(Notice I did not tell you the room number. Some of you are just Evil enough that I know you'd ... you know.)
Mercer Hall used to have--right downstairs--a coffee shop/restaurant (the Tango Bistro) that we would frequent. I would go down first thing in the morning, read my 100-pp daily quota for Kirkus Reviews, read the Times on Kindle, sipping coffee; Joyce would join me in a bit, and we would have breakfast (part of the price of the room). I always had the same thing (can you imagine?): bowl of granola and fruit and yogurt. I loved it. Dreamed about it back in Hudson.
And then--last year--the Tango was gone, and in its place was an upscale restaurant--a very, very nice one--but no more breakfasts downstairs. So we had to go find another place--which we did: Coffee Culture, a chain of large Starbucky shops in the area. It's nice. I get "my" leather (faux?) chair where I sit and do the usual until Joyce arrives. But it's not the same. No granola cum fruit & yogurt, for one thing. And it's not right downstairs.
Change. I don't like it.
Right down the street is a bakery we love. We would get a baguette every day, take it back to the room to share for lunch--and late-night snacking after returning from our evening show. This morning (Tuesday) we went to place our order, but the clerk told us: "We don't have baguettes anymore. Didn't sell enough." What they did have were fatty pastries that I would love to eat by the cubic yard but cannot eat even by the cubic inch--not any longer.
Change.
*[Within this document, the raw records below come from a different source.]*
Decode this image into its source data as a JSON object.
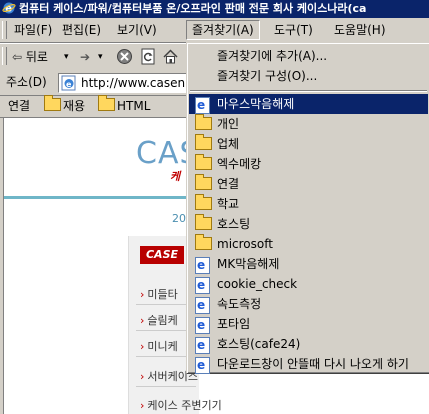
{
  "window": {
    "title": "컴퓨터 케이스/파워/컴퓨터부품 온/오프라인 판매 전문 회사 케이스나라(ca"
  },
  "menubar": {
    "items": [
      {
        "label": "파일(F)",
        "key": "F"
      },
      {
        "label": "편집(E)",
        "key": "E"
      },
      {
        "label": "보기(V)",
        "key": "V"
      },
      {
        "label": "즐겨찾기(A)",
        "key": "A"
      },
      {
        "label": "도구(T)",
        "key": "T"
      },
      {
        "label": "도움말(H)",
        "key": "H"
      }
    ]
  },
  "toolbar": {
    "back_label": "뒤로",
    "back_arrow": "⇦",
    "dropdown_arrow": "▾",
    "forward_arrow": "➔"
  },
  "address": {
    "label": "주소(D)",
    "url": "http://www.casen"
  },
  "links": {
    "label": "연결",
    "items": [
      "재용",
      "HTML"
    ]
  },
  "favorites_menu": {
    "add_label": "즐겨찾기에 추가(A)...",
    "organize_label": "즐겨찾기 구성(O)...",
    "items": [
      {
        "label": "마우스막음해제",
        "icon": "page-icon",
        "selected": true
      },
      {
        "label": "개인",
        "icon": "folder-icon"
      },
      {
        "label": "업체",
        "icon": "folder-icon"
      },
      {
        "label": "엑수메캉",
        "icon": "folder-icon"
      },
      {
        "label": "연결",
        "icon": "folder-icon"
      },
      {
        "label": "학교",
        "icon": "folder-icon"
      },
      {
        "label": "호스팅",
        "icon": "folder-icon"
      },
      {
        "label": "microsoft",
        "icon": "folder-icon"
      },
      {
        "label": "MK막음해제",
        "icon": "page-icon"
      },
      {
        "label": "cookie_check",
        "icon": "page-icon"
      },
      {
        "label": "속도측정",
        "icon": "page-icon"
      },
      {
        "label": "포타임",
        "icon": "page-icon"
      },
      {
        "label": "호스팅(cafe24)",
        "icon": "page-icon"
      },
      {
        "label": "다운로드창이 안뜰때 다시 나오게 하기",
        "icon": "page-icon"
      }
    ]
  },
  "page": {
    "logo_text": "CAS",
    "logo_sub": "케",
    "date_fragment": "20",
    "case_badge": "CASE",
    "side_links": [
      "미들타",
      "슬림케",
      "미니케",
      "서버케이스",
      "케이스 주변기기"
    ]
  },
  "colors": {
    "titlebar": "#0a246a",
    "menu_face": "#d4d0c8",
    "selection": "#0a246a",
    "logo": "#6aa0c8",
    "accent_red": "#b80000"
  }
}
I really don't like it.
A few years ago we found a wonderful little restaurant--the York Street Kitchen, right on (would you believe it?) York Street. It was a small place, out of the way, that took no reservations. So we would speed-walk there after our 2:00 matinee was over--and usually got a small table right away for wonderful salads and sandwiches--local ingredients. You know ... ?
Last year, we sped-walked to the York Street Kitchen and found ... an empty storefront. They'd moved to a new location, less convenient, up on a busier street, Erie Street (new name: the York Street Kitchen on Erie--no kidding). We went once; it wasn't the same experience. Pouting, immature, we did not go there again last year. But we'll give it a whirl again this week. (We've matured.)
Change. I really, really don't like it.
At my age, planning a year in advance is always a little--what?--hopeful? Foolish? Arrogant? All of the above? I mean, it's all those things for anyone, really, Life and Death being what they are. And Chance sometimes being a cruelly capricious fellow.
Remember that sonnet by Edna St. Vincent Millay--the one about the folly of planning?
Read history, thus learn how small a space
You may inhabit, nor inhabit long
In crowding Cosmos — in that confined place
Work boldly; build your flimsy barriers strong;
Turn round and round, make warm your nest; among
The other hunting beasts, keep heart and face, —
Not to betray the doomed and splendid race
You are so proud of, to which you belong.
For trouble comes to all of us: the rat
Has courage, in adversity, to fight;
But what a shining animal is man,
Who knows, when pain subsides, that is not that,
For worse than that must follow — yet can write
Music; can laugh; play tennis; even plan.
Last year I was afraid that the ensuing year would find me on hormone therapy for my obstreperous prostate cancer--and that I wouldn't feel well enough to come. That was a cause for some near-despair, believe me. But I booked our room, anyway, ordered our tickets. Isn't the joy of life getting to do the things you love with the people you love?
Well, this year I am indeed on hormone therapy, but, so far (cross fingers and other superstitious acts) I have felt well enough to come here, to be here, to do here what I need and want to do here.
Some year, I know, I will not be able to come. We brought my mother with us a couple of times, not all that long ago; it's impossible for her now--she can barely get across her room nowadays. I feel so bad that I don't even tell her where we are this week. I know it would make her feel bad.
No, I don't like change.
In fact, much of the time I just plain hate it.